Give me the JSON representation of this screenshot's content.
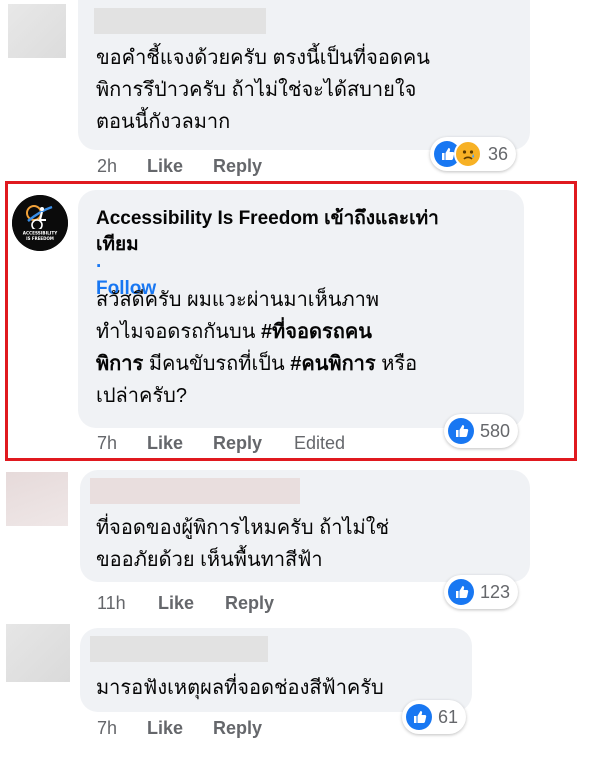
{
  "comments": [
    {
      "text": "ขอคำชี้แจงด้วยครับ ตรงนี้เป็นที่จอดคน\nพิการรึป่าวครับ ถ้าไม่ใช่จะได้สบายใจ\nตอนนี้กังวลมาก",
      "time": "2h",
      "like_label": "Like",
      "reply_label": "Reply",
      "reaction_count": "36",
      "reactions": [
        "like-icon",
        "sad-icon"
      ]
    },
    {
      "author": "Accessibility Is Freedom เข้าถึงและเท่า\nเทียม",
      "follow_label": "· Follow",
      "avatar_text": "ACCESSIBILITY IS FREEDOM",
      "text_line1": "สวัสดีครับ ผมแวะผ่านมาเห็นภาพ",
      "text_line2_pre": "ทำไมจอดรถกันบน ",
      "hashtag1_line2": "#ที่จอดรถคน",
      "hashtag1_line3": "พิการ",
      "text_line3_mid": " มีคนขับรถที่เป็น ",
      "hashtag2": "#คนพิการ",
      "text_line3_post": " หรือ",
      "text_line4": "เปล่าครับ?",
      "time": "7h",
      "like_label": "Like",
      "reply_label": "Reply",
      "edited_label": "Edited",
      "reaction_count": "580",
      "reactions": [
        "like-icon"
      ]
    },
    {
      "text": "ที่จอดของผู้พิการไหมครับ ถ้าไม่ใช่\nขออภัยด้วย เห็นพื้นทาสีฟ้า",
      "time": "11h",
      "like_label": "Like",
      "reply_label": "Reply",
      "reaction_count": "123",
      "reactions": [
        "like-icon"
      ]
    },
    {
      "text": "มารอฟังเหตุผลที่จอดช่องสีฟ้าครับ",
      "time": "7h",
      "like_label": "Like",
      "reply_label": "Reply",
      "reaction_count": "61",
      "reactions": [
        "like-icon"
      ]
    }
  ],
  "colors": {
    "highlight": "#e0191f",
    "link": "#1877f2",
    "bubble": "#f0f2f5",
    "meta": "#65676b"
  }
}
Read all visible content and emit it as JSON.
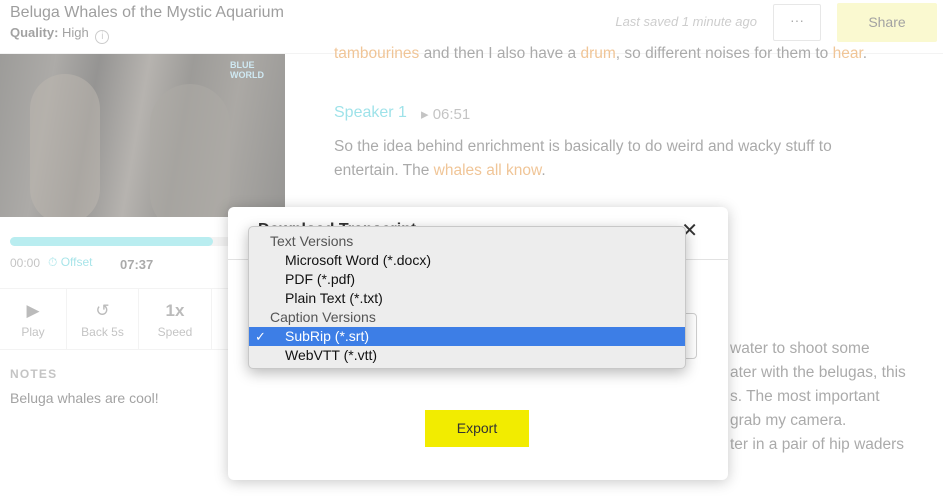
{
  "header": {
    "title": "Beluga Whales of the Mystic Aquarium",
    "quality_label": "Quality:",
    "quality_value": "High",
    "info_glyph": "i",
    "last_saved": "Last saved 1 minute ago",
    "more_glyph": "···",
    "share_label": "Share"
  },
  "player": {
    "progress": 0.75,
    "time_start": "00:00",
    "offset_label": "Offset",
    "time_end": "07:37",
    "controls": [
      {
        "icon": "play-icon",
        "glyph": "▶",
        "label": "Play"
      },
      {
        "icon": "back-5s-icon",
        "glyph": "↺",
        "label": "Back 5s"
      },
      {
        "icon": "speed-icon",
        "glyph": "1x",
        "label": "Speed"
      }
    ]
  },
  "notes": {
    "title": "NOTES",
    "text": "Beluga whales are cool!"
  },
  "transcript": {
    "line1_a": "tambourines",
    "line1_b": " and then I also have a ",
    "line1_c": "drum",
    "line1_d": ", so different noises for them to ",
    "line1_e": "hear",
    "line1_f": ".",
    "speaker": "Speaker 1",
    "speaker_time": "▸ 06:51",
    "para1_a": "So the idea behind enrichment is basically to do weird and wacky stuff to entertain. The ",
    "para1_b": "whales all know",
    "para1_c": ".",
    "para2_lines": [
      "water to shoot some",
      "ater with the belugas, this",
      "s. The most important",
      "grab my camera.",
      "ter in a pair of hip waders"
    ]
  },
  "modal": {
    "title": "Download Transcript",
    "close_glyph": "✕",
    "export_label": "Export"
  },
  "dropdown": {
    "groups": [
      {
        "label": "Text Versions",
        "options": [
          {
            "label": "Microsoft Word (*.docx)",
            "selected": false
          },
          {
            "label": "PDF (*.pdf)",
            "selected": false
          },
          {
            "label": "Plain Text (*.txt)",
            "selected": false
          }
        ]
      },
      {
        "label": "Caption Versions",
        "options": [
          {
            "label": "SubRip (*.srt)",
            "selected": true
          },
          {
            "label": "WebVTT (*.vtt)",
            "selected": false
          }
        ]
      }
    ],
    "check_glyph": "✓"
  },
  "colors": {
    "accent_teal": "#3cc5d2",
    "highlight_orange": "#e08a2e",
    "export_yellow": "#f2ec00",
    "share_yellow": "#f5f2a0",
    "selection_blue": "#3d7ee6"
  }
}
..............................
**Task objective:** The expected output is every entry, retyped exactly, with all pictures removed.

**Written answer:**
Give me the JSON representation of this screenshot's content.
{
  "comments": [
    {
      "text": "ขอคำชี้แจงด้วยครับ ตรงนี้เป็นที่จอดคน\nพิการรึป่าวครับ ถ้าไม่ใช่จะได้สบายใจ\nตอนนี้กังวลมาก",
      "time": "2h",
      "like_label": "Like",
      "reply_label": "Reply",
      "reaction_count": "36",
      "reactions": [
        "like-icon",
        "sad-icon"
      ]
    },
    {
      "author": "Accessibility Is Freedom เข้าถึงและเท่า\nเทียม",
      "follow_label": "· Follow",
      "avatar_text": "ACCESSIBILITY IS FREEDOM",
      "text_line1": "สวัสดีครับ ผมแวะผ่านมาเห็นภาพ",
      "text_line2_pre": "ทำไมจอดรถกันบน ",
      "hashtag1_line2": "#ที่จอดรถคน",
      "hashtag1_line3": "พิการ",
      "text_line3_mid": " มีคนขับรถที่เป็น ",
      "hashtag2": "#คนพิการ",
      "text_line3_post": " หรือ",
      "text_line4": "เปล่าครับ?",
      "time": "7h",
      "like_label": "Like",
      "reply_label": "Reply",
      "edited_label": "Edited",
      "reaction_count": "580",
      "reactions": [
        "like-icon"
      ]
    },
    {
      "text": "ที่จอดของผู้พิการไหมครับ ถ้าไม่ใช่\nขออภัยด้วย เห็นพื้นทาสีฟ้า",
      "time": "11h",
      "like_label": "Like",
      "reply_label": "Reply",
      "reaction_count": "123",
      "reactions": [
        "like-icon"
      ]
    },
    {
      "text": "มารอฟังเหตุผลที่จอดช่องสีฟ้าครับ",
      "time": "7h",
      "like_label": "Like",
      "reply_label": "Reply",
      "reaction_count": "61",
      "reactions": [
        "like-icon"
      ]
    }
  ],
  "colors": {
    "highlight": "#e0191f",
    "link": "#1877f2",
    "bubble": "#f0f2f5",
    "meta": "#65676b"
  }
}
Read all visible content and emit it as JSON.
{
  "header": {
    "title": "Beluga Whales of the Mystic Aquarium",
    "quality_label": "Quality:",
    "quality_value": "High",
    "info_glyph": "i",
    "last_saved": "Last saved 1 minute ago",
    "more_glyph": "···",
    "share_label": "Share"
  },
  "player": {
    "progress": 0.75,
    "time_start": "00:00",
    "offset_label": "Offset",
    "time_end": "07:37",
    "controls": [
      {
        "icon": "play-icon",
        "glyph": "▶",
        "label": "Play"
      },
      {
        "icon": "back-5s-icon",
        "glyph": "↺",
        "label": "Back 5s"
      },
      {
        "icon": "speed-icon",
        "glyph": "1x",
        "label": "Speed"
      }
    ]
  },
  "notes": {
    "title": "NOTES",
    "text": "Beluga whales are cool!"
  },
  "transcript": {
    "line1_a": "tambourines",
    "line1_b": " and then I also have a ",
    "line1_c": "drum",
    "line1_d": ", so different noises for them to ",
    "line1_e": "hear",
    "line1_f": ".",
    "speaker": "Speaker 1",
    "speaker_time": "▸ 06:51",
    "para1_a": "So the idea behind enrichment is basically to do weird and wacky stuff to entertain. The ",
    "para1_b": "whales all know",
    "para1_c": ".",
    "para2_lines": [
      "water to shoot some",
      "ater with the belugas, this",
      "s. The most important",
      "grab my camera.",
      "ter in a pair of hip waders"
    ]
  },
  "modal": {
    "title": "Download Transcript",
    "close_glyph": "✕",
    "export_label": "Export"
  },
  "dropdown": {
    "groups": [
      {
        "label": "Text Versions",
        "options": [
          {
            "label": "Microsoft Word (*.docx)",
            "selected": false
          },
          {
            "label": "PDF (*.pdf)",
            "selected": false
          },
          {
            "label": "Plain Text (*.txt)",
            "selected": false
          }
        ]
      },
      {
        "label": "Caption Versions",
        "options": [
          {
            "label": "SubRip (*.srt)",
            "selected": true
          },
          {
            "label": "WebVTT (*.vtt)",
            "selected": false
          }
        ]
      }
    ],
    "check_glyph": "✓"
  },
  "colors": {
    "accent_teal": "#3cc5d2",
    "highlight_orange": "#e08a2e",
    "export_yellow": "#f2ec00",
    "share_yellow": "#f5f2a0",
    "selection_blue": "#3d7ee6"
  }
}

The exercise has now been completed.